Please repeat every entry that follows, keeping each one exactly the same.

Start of Data

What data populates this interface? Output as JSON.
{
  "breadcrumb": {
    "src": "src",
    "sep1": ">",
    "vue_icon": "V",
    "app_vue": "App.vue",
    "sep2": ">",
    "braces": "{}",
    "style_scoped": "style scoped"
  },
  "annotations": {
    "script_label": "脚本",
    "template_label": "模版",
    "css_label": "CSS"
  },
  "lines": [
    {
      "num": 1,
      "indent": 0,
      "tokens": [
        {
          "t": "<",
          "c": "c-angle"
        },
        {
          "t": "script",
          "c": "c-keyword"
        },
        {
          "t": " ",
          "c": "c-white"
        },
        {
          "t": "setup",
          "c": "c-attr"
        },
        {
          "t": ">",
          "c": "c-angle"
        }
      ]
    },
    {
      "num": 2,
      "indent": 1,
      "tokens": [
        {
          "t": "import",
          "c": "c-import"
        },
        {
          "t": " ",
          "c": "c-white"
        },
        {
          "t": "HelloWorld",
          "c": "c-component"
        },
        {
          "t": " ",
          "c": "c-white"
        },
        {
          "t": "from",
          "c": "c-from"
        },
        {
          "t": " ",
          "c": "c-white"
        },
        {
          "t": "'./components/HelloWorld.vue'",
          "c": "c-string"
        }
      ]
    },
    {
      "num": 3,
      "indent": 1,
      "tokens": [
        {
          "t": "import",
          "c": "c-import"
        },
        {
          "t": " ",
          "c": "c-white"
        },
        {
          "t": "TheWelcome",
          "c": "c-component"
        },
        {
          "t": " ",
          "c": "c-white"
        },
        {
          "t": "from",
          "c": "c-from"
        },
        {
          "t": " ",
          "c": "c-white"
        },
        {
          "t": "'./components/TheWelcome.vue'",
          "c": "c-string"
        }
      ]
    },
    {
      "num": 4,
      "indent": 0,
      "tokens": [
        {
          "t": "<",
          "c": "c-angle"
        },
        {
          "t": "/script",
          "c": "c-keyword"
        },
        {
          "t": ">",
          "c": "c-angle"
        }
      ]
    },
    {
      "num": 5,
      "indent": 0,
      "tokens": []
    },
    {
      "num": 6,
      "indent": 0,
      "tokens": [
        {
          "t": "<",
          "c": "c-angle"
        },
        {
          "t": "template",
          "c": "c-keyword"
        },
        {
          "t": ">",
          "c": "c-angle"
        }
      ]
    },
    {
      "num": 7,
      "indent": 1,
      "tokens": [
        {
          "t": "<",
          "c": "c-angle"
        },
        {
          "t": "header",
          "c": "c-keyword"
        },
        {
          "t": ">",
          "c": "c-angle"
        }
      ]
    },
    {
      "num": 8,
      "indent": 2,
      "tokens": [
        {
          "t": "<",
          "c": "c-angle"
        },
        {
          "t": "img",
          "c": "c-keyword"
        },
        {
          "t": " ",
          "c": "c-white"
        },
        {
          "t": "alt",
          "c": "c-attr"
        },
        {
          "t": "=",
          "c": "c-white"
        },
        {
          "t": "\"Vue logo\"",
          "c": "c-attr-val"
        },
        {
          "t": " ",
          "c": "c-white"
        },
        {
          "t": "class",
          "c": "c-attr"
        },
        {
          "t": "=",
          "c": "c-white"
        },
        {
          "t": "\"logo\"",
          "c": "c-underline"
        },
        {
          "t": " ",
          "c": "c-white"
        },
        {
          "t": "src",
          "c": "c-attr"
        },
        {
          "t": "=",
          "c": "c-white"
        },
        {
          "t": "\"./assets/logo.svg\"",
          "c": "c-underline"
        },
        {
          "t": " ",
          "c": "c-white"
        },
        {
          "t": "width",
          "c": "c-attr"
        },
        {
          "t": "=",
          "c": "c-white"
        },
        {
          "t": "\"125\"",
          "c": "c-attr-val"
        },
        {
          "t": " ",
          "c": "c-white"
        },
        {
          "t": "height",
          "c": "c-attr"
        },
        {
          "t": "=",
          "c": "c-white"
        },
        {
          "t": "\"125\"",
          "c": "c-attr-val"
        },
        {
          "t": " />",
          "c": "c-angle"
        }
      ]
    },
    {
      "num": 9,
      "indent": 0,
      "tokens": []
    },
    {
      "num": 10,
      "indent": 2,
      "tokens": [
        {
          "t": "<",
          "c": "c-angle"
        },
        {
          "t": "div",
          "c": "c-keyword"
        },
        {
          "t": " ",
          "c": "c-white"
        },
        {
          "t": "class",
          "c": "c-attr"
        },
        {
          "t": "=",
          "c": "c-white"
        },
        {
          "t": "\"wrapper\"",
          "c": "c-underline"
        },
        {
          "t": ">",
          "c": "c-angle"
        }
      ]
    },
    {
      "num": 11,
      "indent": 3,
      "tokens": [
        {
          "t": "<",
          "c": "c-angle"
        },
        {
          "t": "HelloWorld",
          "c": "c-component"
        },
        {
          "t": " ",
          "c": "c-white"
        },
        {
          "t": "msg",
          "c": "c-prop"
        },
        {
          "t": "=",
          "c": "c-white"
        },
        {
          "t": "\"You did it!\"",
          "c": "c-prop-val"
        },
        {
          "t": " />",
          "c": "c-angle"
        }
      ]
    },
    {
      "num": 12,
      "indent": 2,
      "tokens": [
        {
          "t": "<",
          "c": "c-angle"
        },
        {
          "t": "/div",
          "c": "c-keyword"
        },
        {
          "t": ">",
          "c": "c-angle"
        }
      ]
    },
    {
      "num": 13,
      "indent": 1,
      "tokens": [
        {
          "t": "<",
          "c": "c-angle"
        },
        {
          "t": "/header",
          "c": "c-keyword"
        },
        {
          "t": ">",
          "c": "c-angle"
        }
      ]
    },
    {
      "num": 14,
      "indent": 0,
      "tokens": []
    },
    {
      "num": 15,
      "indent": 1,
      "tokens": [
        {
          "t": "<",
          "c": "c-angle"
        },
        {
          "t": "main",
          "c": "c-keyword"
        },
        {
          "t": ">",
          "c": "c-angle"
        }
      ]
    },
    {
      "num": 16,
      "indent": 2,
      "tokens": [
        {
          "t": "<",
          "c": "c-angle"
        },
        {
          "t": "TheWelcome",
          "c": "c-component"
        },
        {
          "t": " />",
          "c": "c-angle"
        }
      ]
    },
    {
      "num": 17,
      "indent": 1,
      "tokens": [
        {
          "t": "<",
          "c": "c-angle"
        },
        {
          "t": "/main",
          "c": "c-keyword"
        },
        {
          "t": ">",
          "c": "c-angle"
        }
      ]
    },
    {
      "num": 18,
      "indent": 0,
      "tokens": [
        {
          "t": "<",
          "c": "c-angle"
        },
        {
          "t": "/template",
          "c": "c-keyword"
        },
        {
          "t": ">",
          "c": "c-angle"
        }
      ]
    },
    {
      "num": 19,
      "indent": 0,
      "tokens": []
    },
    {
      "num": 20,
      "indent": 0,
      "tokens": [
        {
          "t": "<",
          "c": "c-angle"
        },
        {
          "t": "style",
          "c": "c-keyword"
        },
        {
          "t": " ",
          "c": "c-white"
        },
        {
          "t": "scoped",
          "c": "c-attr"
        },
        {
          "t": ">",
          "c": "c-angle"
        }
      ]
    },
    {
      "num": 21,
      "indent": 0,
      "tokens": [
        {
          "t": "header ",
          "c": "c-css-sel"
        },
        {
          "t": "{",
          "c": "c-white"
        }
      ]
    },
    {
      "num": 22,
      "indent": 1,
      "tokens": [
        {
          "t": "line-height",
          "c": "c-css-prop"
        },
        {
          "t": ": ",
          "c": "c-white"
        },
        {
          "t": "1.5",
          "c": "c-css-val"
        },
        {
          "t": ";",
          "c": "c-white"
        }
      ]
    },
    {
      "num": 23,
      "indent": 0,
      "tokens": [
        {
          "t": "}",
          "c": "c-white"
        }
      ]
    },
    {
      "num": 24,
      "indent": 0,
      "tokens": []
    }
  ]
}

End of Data

■ **Output**:
What data populates this interface? Output as JSON.
{
  "breadcrumb": {
    "src": "src",
    "sep1": ">",
    "vue_icon": "V",
    "app_vue": "App.vue",
    "sep2": ">",
    "braces": "{}",
    "style_scoped": "style scoped"
  },
  "annotations": {
    "script_label": "脚本",
    "template_label": "模版",
    "css_label": "CSS"
  },
  "lines": [
    {
      "num": 1,
      "indent": 0,
      "tokens": [
        {
          "t": "<",
          "c": "c-angle"
        },
        {
          "t": "script",
          "c": "c-keyword"
        },
        {
          "t": " ",
          "c": "c-white"
        },
        {
          "t": "setup",
          "c": "c-attr"
        },
        {
          "t": ">",
          "c": "c-angle"
        }
      ]
    },
    {
      "num": 2,
      "indent": 1,
      "tokens": [
        {
          "t": "import",
          "c": "c-import"
        },
        {
          "t": " ",
          "c": "c-white"
        },
        {
          "t": "HelloWorld",
          "c": "c-component"
        },
        {
          "t": " ",
          "c": "c-white"
        },
        {
          "t": "from",
          "c": "c-from"
        },
        {
          "t": " ",
          "c": "c-white"
        },
        {
          "t": "'./components/HelloWorld.vue'",
          "c": "c-string"
        }
      ]
    },
    {
      "num": 3,
      "indent": 1,
      "tokens": [
        {
          "t": "import",
          "c": "c-import"
        },
        {
          "t": " ",
          "c": "c-white"
        },
        {
          "t": "TheWelcome",
          "c": "c-component"
        },
        {
          "t": " ",
          "c": "c-white"
        },
        {
          "t": "from",
          "c": "c-from"
        },
        {
          "t": " ",
          "c": "c-white"
        },
        {
          "t": "'./components/TheWelcome.vue'",
          "c": "c-string"
        }
      ]
    },
    {
      "num": 4,
      "indent": 0,
      "tokens": [
        {
          "t": "<",
          "c": "c-angle"
        },
        {
          "t": "/script",
          "c": "c-keyword"
        },
        {
          "t": ">",
          "c": "c-angle"
        }
      ]
    },
    {
      "num": 5,
      "indent": 0,
      "tokens": []
    },
    {
      "num": 6,
      "indent": 0,
      "tokens": [
        {
          "t": "<",
          "c": "c-angle"
        },
        {
          "t": "template",
          "c": "c-keyword"
        },
        {
          "t": ">",
          "c": "c-angle"
        }
      ]
    },
    {
      "num": 7,
      "indent": 1,
      "tokens": [
        {
          "t": "<",
          "c": "c-angle"
        },
        {
          "t": "header",
          "c": "c-keyword"
        },
        {
          "t": ">",
          "c": "c-angle"
        }
      ]
    },
    {
      "num": 8,
      "indent": 2,
      "tokens": [
        {
          "t": "<",
          "c": "c-angle"
        },
        {
          "t": "img",
          "c": "c-keyword"
        },
        {
          "t": " ",
          "c": "c-white"
        },
        {
          "t": "alt",
          "c": "c-attr"
        },
        {
          "t": "=",
          "c": "c-white"
        },
        {
          "t": "\"Vue logo\"",
          "c": "c-attr-val"
        },
        {
          "t": " ",
          "c": "c-white"
        },
        {
          "t": "class",
          "c": "c-attr"
        },
        {
          "t": "=",
          "c": "c-white"
        },
        {
          "t": "\"logo\"",
          "c": "c-underline"
        },
        {
          "t": " ",
          "c": "c-white"
        },
        {
          "t": "src",
          "c": "c-attr"
        },
        {
          "t": "=",
          "c": "c-white"
        },
        {
          "t": "\"./assets/logo.svg\"",
          "c": "c-underline"
        },
        {
          "t": " ",
          "c": "c-white"
        },
        {
          "t": "width",
          "c": "c-attr"
        },
        {
          "t": "=",
          "c": "c-white"
        },
        {
          "t": "\"125\"",
          "c": "c-attr-val"
        },
        {
          "t": " ",
          "c": "c-white"
        },
        {
          "t": "height",
          "c": "c-attr"
        },
        {
          "t": "=",
          "c": "c-white"
        },
        {
          "t": "\"125\"",
          "c": "c-attr-val"
        },
        {
          "t": " />",
          "c": "c-angle"
        }
      ]
    },
    {
      "num": 9,
      "indent": 0,
      "tokens": []
    },
    {
      "num": 10,
      "indent": 2,
      "tokens": [
        {
          "t": "<",
          "c": "c-angle"
        },
        {
          "t": "div",
          "c": "c-keyword"
        },
        {
          "t": " ",
          "c": "c-white"
        },
        {
          "t": "class",
          "c": "c-attr"
        },
        {
          "t": "=",
          "c": "c-white"
        },
        {
          "t": "\"wrapper\"",
          "c": "c-underline"
        },
        {
          "t": ">",
          "c": "c-angle"
        }
      ]
    },
    {
      "num": 11,
      "indent": 3,
      "tokens": [
        {
          "t": "<",
          "c": "c-angle"
        },
        {
          "t": "HelloWorld",
          "c": "c-component"
        },
        {
          "t": " ",
          "c": "c-white"
        },
        {
          "t": "msg",
          "c": "c-prop"
        },
        {
          "t": "=",
          "c": "c-white"
        },
        {
          "t": "\"You did it!\"",
          "c": "c-prop-val"
        },
        {
          "t": " />",
          "c": "c-angle"
        }
      ]
    },
    {
      "num": 12,
      "indent": 2,
      "tokens": [
        {
          "t": "<",
          "c": "c-angle"
        },
        {
          "t": "/div",
          "c": "c-keyword"
        },
        {
          "t": ">",
          "c": "c-angle"
        }
      ]
    },
    {
      "num": 13,
      "indent": 1,
      "tokens": [
        {
          "t": "<",
          "c": "c-angle"
        },
        {
          "t": "/header",
          "c": "c-keyword"
        },
        {
          "t": ">",
          "c": "c-angle"
        }
      ]
    },
    {
      "num": 14,
      "indent": 0,
      "tokens": []
    },
    {
      "num": 15,
      "indent": 1,
      "tokens": [
        {
          "t": "<",
          "c": "c-angle"
        },
        {
          "t": "main",
          "c": "c-keyword"
        },
        {
          "t": ">",
          "c": "c-angle"
        }
      ]
    },
    {
      "num": 16,
      "indent": 2,
      "tokens": [
        {
          "t": "<",
          "c": "c-angle"
        },
        {
          "t": "TheWelcome",
          "c": "c-component"
        },
        {
          "t": " />",
          "c": "c-angle"
        }
      ]
    },
    {
      "num": 17,
      "indent": 1,
      "tokens": [
        {
          "t": "<",
          "c": "c-angle"
        },
        {
          "t": "/main",
          "c": "c-keyword"
        },
        {
          "t": ">",
          "c": "c-angle"
        }
      ]
    },
    {
      "num": 18,
      "indent": 0,
      "tokens": [
        {
          "t": "<",
          "c": "c-angle"
        },
        {
          "t": "/template",
          "c": "c-keyword"
        },
        {
          "t": ">",
          "c": "c-angle"
        }
      ]
    },
    {
      "num": 19,
      "indent": 0,
      "tokens": []
    },
    {
      "num": 20,
      "indent": 0,
      "tokens": [
        {
          "t": "<",
          "c": "c-angle"
        },
        {
          "t": "style",
          "c": "c-keyword"
        },
        {
          "t": " ",
          "c": "c-white"
        },
        {
          "t": "scoped",
          "c": "c-attr"
        },
        {
          "t": ">",
          "c": "c-angle"
        }
      ]
    },
    {
      "num": 21,
      "indent": 0,
      "tokens": [
        {
          "t": "header ",
          "c": "c-css-sel"
        },
        {
          "t": "{",
          "c": "c-white"
        }
      ]
    },
    {
      "num": 22,
      "indent": 1,
      "tokens": [
        {
          "t": "line-height",
          "c": "c-css-prop"
        },
        {
          "t": ": ",
          "c": "c-white"
        },
        {
          "t": "1.5",
          "c": "c-css-val"
        },
        {
          "t": ";",
          "c": "c-white"
        }
      ]
    },
    {
      "num": 23,
      "indent": 0,
      "tokens": [
        {
          "t": "}",
          "c": "c-white"
        }
      ]
    },
    {
      "num": 24,
      "indent": 0,
      "tokens": []
    }
  ]
}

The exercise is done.